State v. Lee, 218 N.C. App. 42 (Jan. 17, 2012)

The trial court did not err by denying the defendant’s motion to dismiss the charges on grounds of a speedy trial violation. The time between arrest and trial was approximately twenty-two months. Although the defendant asserted that the State was responsible for the delay by not calendaring his competency hearing until nearly ten months after he completed a competency evaluation, the court could not determine what caused this scheduling delay. It noted that during this time the defendant filed numerous complaints with the State Bar concerning defense counsel and repeatedly asked the trial court to remove his counsel.
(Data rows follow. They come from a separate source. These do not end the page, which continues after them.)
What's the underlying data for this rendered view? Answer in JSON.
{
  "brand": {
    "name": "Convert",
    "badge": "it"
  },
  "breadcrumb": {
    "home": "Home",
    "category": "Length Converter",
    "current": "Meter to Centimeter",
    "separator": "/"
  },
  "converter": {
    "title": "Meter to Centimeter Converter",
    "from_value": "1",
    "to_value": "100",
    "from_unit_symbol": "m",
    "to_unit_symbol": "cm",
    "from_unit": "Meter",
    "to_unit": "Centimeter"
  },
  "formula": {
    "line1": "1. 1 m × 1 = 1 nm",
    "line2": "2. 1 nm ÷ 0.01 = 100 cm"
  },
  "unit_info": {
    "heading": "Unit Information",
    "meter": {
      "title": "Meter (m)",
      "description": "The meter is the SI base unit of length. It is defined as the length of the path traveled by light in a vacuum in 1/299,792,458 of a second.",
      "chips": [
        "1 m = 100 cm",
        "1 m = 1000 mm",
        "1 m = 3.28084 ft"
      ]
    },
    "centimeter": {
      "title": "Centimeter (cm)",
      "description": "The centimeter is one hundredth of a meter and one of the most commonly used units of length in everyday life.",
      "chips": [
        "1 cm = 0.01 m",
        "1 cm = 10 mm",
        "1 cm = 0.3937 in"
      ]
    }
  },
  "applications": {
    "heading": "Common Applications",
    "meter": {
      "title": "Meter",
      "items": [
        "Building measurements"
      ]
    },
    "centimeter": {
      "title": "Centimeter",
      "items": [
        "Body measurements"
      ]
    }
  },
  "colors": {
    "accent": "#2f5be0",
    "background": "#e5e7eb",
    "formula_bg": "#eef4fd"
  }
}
Also, during this time one of the victims was out of the country receiving medical treatment for his injuries and was unavailable. Although troubled by the delay, the court concluded that given the defendant’s actions regarding appointed counsel and the availability of the victim, “we cannot say the delay was due to any willfulness or negligence on the part of the State, especially in light of the fact that defendant has made no showing of such on appeal.” The court went on to note that although the defendant repeatedly attempted to assert his speedy trial right, he failed to show actual and substantial prejudice resulting from the delay.